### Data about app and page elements
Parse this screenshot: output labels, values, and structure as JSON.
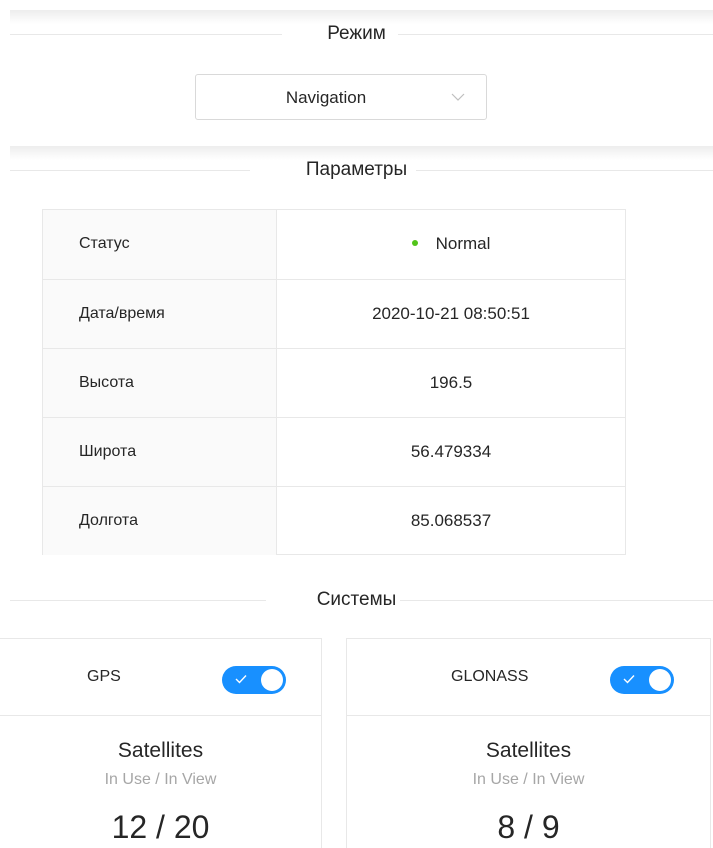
{
  "mode": {
    "section_title": "Режим",
    "selected": "Navigation"
  },
  "params": {
    "section_title": "Параметры",
    "rows": [
      {
        "label": "Статус",
        "value": "Normal"
      },
      {
        "label": "Дата/время",
        "value": "2020-10-21 08:50:51"
      },
      {
        "label": "Высота",
        "value": "196.5"
      },
      {
        "label": "Широта",
        "value": "56.479334"
      },
      {
        "label": "Долгота",
        "value": "85.068537"
      }
    ],
    "status_color": "#52c41a"
  },
  "systems": {
    "section_title": "Системы",
    "cards": [
      {
        "name": "GPS",
        "enabled": true,
        "title": "Satellites",
        "subtitle": "In Use / In View",
        "count": "12 / 20"
      },
      {
        "name": "GLONASS",
        "enabled": true,
        "title": "Satellites",
        "subtitle": "In Use / In View",
        "count": "8 / 9"
      }
    ]
  },
  "colors": {
    "accent": "#1890ff",
    "border": "#e8e8e8"
  }
}
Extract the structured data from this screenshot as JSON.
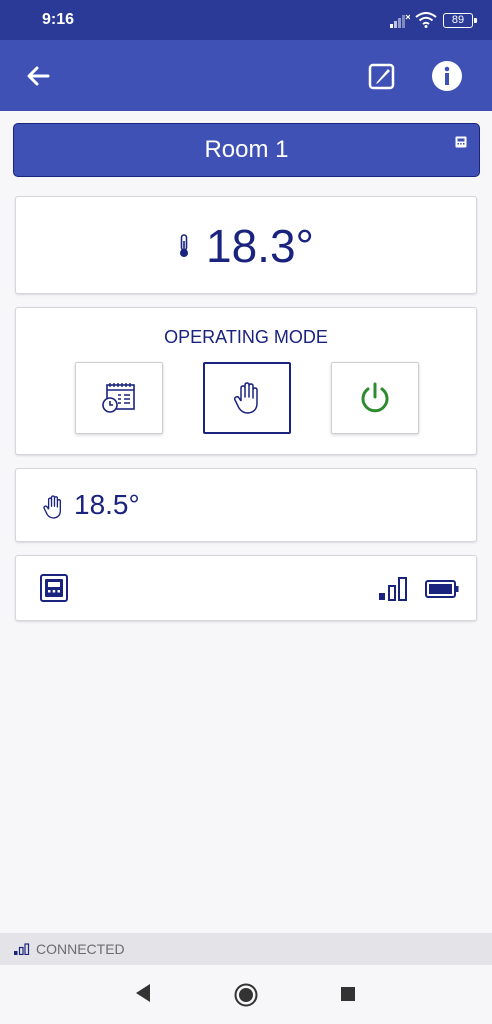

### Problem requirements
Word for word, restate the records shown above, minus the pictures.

### Result of the task
Parse this screenshot: output labels, values, and structure as JSON.
{
  "mode": {
    "section_title": "Режим",
    "selected": "Navigation"
  },
  "params": {
    "section_title": "Параметры",
    "rows": [
      {
        "label": "Статус",
        "value": "Normal"
      },
      {
        "label": "Дата/время",
        "value": "2020-10-21 08:50:51"
      },
      {
        "label": "Высота",
        "value": "196.5"
      },
      {
        "label": "Широта",
        "value": "56.479334"
      },
      {
        "label": "Долгота",
        "value": "85.068537"
      }
    ],
    "status_color": "#52c41a"
  },
  "systems": {
    "section_title": "Системы",
    "cards": [
      {
        "name": "GPS",
        "enabled": true,
        "title": "Satellites",
        "subtitle": "In Use / In View",
        "count": "12 / 20"
      },
      {
        "name": "GLONASS",
        "enabled": true,
        "title": "Satellites",
        "subtitle": "In Use / In View",
        "count": "8 / 9"
      }
    ]
  },
  "colors": {
    "accent": "#1890ff",
    "border": "#e8e8e8"
  }
}
Extract the structured data from this screenshot as JSON.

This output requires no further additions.